A FOR APPLE
Harry’s old man was a drover and his home was the supply wagon that moved with the plant horses from camp to camp. His mother was the cook and when Harry and his brother were old enough to stay on a horse’s back, they were given the task of tailing the plant horses.
The family never stayed in one place long enough to take advantage of school facilities, and his poorly educated mother had neither the time nor expertise to teach them even the little she knew of the three Rs.
Their lack of schooling seemed not to bother his older brother who stayed on droving with his Dad, but Harry nursed a secret desire for knowledge and he ventured away from his family to seek out a niche for himself where he wasn’t forever on the move.
There was little Harry didn’t know about horses. He soon had himself a handy reputation as a first class horsebreaker, which landed him a steady job on one of the Kidman properties. Sidney Kidman owned a chain of properties in Queensland and South Australia. All in all Harry was happy with his lot, except that the sight of a jackeroo or stockman engrossed in a Deadwood Dick filled him with envy.
It was more by accident than design that Fred, the Station Manager and Harry’s boss, began to teach him to read and write. It all began when Harry decided he wanted to learn to write his name. Fred printed the letters and Harry copied them over and over until he had learned them.
This small achievement sparked a burning desire in Harry to learn more. He went after Fred, and anyone else who possessed these skills, like a hound after a rabbit. He laboured long into the night practising his signature in cursive writing and memorising the new words and letters Fred would list for him.

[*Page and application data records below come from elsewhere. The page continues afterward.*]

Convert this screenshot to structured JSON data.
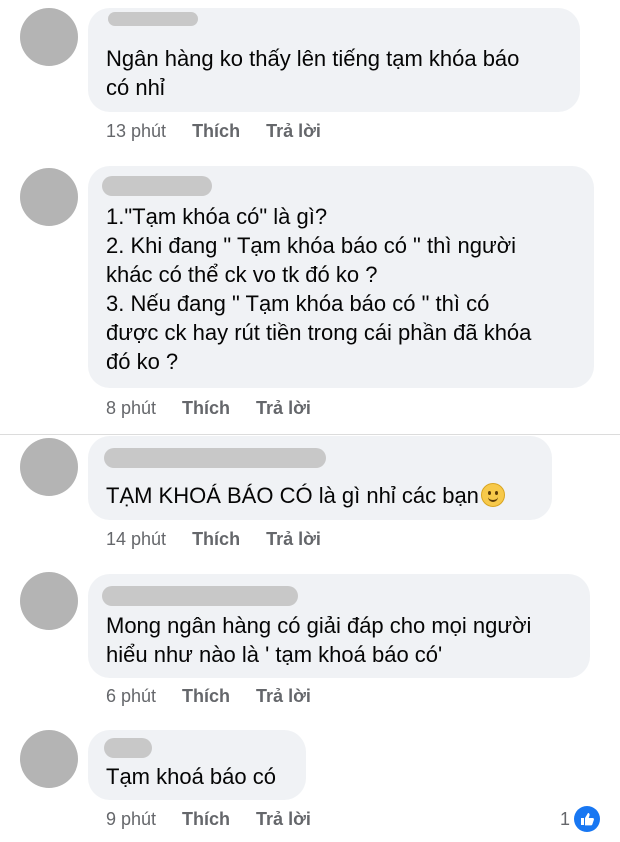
{
  "comments": [
    {
      "text": "Ngân hàng ko thấy lên tiếng tạm khóa báo\ncó nhỉ",
      "time": "13 phút",
      "like": "Thích",
      "reply": "Trả lời"
    },
    {
      "text": "1.\"Tạm khóa có\" là gì?\n2. Khi đang \" Tạm khóa báo có \" thì người\nkhác có thể ck vo tk đó ko ?\n3. Nếu đang \" Tạm khóa báo có \" thì có\nđược ck hay rút tiền trong cái phần đã khóa\nđó ko ?",
      "time": "8 phút",
      "like": "Thích",
      "reply": "Trả lời"
    },
    {
      "text": "TẠM KHOÁ BÁO CÓ là gì nhỉ các bạn",
      "time": "14 phút",
      "like": "Thích",
      "reply": "Trả lời"
    },
    {
      "text": "Mong ngân hàng có giải đáp cho mọi người\nhiểu như nào là ' tạm khoá báo có'",
      "time": "6 phút",
      "like": "Thích",
      "reply": "Trả lời"
    },
    {
      "text": "Tạm khoá báo có",
      "time": "9 phút",
      "like": "Thích",
      "reply": "Trả lời",
      "reaction_count": "1"
    }
  ],
  "icons": {
    "emoji": "slightly-smiling-face-icon",
    "reaction": "like-thumb-icon"
  },
  "colors": {
    "bubble": "#f0f2f5",
    "meta": "#65676b",
    "like_blue": "#1877f2"
  }
}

The time came when Harry was competent enough to write out the supply order list. It was a job from which he derived much pleasure, especially as it gave him the opportunity to display his new skill. He always signed his name at the bottom to impress whomever had the honour to make up his order. After all, it was a small world in the bush and everyone knew Harry was learning to read and write.

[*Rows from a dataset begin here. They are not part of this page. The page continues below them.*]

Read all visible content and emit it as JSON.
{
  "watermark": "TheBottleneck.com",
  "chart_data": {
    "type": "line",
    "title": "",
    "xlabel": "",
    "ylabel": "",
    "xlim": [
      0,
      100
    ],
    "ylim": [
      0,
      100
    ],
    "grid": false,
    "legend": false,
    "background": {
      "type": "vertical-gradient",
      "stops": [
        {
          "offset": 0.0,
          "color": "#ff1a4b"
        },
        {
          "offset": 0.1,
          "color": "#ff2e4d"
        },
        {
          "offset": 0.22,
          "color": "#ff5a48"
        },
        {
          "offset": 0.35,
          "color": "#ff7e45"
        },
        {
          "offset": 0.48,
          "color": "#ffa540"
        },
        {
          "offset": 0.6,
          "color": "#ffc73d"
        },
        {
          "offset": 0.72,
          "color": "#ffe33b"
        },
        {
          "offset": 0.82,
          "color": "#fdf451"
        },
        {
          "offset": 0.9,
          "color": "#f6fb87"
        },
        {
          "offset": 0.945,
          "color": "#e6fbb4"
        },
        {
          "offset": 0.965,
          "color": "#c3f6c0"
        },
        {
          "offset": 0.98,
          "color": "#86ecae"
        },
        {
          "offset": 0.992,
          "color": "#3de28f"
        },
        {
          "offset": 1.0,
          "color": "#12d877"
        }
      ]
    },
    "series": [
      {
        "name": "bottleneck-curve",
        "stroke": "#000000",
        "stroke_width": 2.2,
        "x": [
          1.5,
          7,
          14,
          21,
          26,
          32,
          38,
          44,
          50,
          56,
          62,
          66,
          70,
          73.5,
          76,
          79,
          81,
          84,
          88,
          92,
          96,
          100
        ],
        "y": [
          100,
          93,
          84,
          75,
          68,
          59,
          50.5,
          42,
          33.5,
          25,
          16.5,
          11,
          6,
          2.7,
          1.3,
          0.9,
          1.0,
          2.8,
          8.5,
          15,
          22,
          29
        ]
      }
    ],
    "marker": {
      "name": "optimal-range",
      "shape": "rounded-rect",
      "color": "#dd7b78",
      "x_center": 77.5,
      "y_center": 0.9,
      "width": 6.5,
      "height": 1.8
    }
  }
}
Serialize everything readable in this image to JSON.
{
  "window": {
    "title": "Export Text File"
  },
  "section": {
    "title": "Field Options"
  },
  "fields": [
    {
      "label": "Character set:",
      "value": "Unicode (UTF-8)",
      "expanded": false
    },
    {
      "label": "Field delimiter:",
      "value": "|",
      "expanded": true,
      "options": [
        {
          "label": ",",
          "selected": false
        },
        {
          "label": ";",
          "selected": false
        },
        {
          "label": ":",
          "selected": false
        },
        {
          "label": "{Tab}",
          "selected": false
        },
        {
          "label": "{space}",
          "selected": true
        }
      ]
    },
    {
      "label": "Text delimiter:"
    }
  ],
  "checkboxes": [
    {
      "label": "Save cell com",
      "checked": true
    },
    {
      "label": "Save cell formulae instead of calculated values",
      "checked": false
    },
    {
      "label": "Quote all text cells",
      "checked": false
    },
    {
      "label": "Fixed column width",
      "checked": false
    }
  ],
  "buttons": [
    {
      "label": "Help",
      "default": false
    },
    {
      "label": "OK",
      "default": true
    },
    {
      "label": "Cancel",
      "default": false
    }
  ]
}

In time, the position of Storekeeper was added to Harry’s duties. Fred created the position essentially to keep Harry with less time on his hands to pester him for reading and writing lessons. The order dockets were now signed “Harry Beland – Storekeeper” and underlined with a proud flourish.
The Jackeroo dumped the last bag beside the others. “That’s it Harry – see ya later.”

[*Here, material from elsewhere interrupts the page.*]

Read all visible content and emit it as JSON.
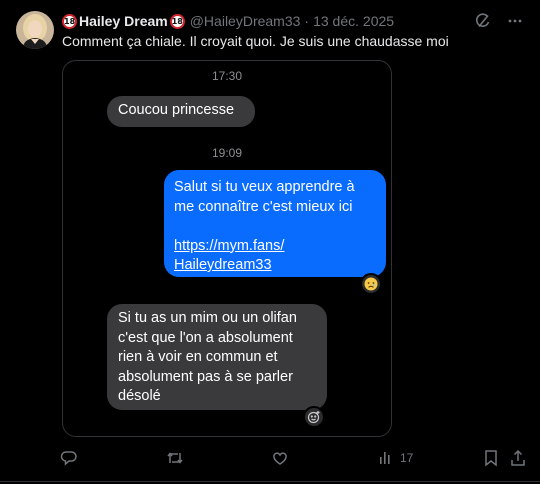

Harry looked at the heap in the middle of the floor. “Where’s me bloody onions?”
“If there was onions on the list there’d be onions in with that lot.” Jimmy, the Jackeroo stated casually as he turned to depart.
Harry let out a yell and grabbed the unsuspecting lad by the collar of his shirt, yanking him back from the wagon. “Ya cheeky mongrel,” he yelled with menace, “there was onions on the bloody list.”
“I tell ya they wasn’t, else they’d be there.” Jimmy pointed to the pile of stores they’d unloaded from the wagon.
The commotion brought Fred and Charlie out from the saddleshed to hurry over to the storeroom. When they arrived they were in time to save Jimmy’s hide. Harry had hold of him on either side of the throat and was shaking him so violently they could hear his teeth rattling.
“What the hell do you think you are doing, Harry?” Fred asked when they’d prised him away from Jimmy.
“That useless mongrel didn’t bring me onions, that’s what!”
“They wasn’t on the list,” the lad croaked as he massaged his throat, “he’s bloody mad!”
“They was on the bloody list.” Harry shouted, lunging forward to have another go at him. Charlie grabbed him and held him back.
Fred held out his hand. “Give us a look at the bloody list, Jimmy.”
Jimmy fumbled in his shirt pocket and produced a tattered sheet of paper. Fred began to read out the items. “Flour. Salt. Sugar. Tea. Jam. Soap..”
“Soap!” Harry interrupted. “We don’t need soap. There’s four bloody boxes there already.”
“Well, you’ve got soap written down here, Harry.”
“Bullshit, Fred. I didn’t want no soap. Look,” he picked up a box which contained a dozen or so onions, “I distinctly wrote S-O-A-P” his finger poked hard at each letter as he spelled them out, “bloody onions, right?”
Three faces gazed at Harry in stunned silence. From Jimmy came a low gurgling sound, a spluttering and then finally the laughter bubbled up and burst out uncontrollably.
“Wrong,” Fred managed to utter before both he and Charlie broke up with laughter.
Harry, looking confused and somewhat embarrassed, stared at the soap box. “Go ta hell!” He shouted as he threw the box at the wall, narrowly missing Fred’s head.
“Aw, Harry. Don’t get on your high horse,” Fred soothed, “you just got a bit too smart. You see, that is a bloody soap box you had the onions in. Onions, you silly bugger, come in bags.”